[Data extracts Boundary: Start]

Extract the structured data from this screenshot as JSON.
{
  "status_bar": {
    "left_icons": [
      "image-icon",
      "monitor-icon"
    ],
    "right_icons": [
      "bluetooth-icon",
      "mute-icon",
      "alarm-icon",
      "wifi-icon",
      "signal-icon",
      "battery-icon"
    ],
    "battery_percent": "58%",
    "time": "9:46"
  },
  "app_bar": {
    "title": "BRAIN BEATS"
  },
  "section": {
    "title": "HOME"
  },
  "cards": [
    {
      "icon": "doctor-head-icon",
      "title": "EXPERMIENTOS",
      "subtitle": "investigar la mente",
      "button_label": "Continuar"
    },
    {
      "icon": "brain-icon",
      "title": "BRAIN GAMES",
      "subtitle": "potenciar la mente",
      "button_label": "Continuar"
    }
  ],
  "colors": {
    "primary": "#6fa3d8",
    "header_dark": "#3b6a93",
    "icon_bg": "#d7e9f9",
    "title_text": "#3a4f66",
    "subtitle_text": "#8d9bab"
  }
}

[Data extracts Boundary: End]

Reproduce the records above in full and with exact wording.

Extract the structured data from this screenshot as JSON.
{
  "status_bar": {
    "left_icons": [
      "image-icon",
      "monitor-icon"
    ],
    "right_icons": [
      "bluetooth-icon",
      "mute-icon",
      "alarm-icon",
      "wifi-icon",
      "signal-icon",
      "battery-icon"
    ],
    "battery_percent": "58%",
    "time": "9:46"
  },
  "app_bar": {
    "title": "BRAIN BEATS"
  },
  "section": {
    "title": "HOME"
  },
  "cards": [
    {
      "icon": "doctor-head-icon",
      "title": "EXPERMIENTOS",
      "subtitle": "investigar la mente",
      "button_label": "Continuar"
    },
    {
      "icon": "brain-icon",
      "title": "BRAIN GAMES",
      "subtitle": "potenciar la mente",
      "button_label": "Continuar"
    }
  ],
  "colors": {
    "primary": "#6fa3d8",
    "header_dark": "#3b6a93",
    "icon_bg": "#d7e9f9",
    "title_text": "#3a4f66",
    "subtitle_text": "#8d9bab"
  }
}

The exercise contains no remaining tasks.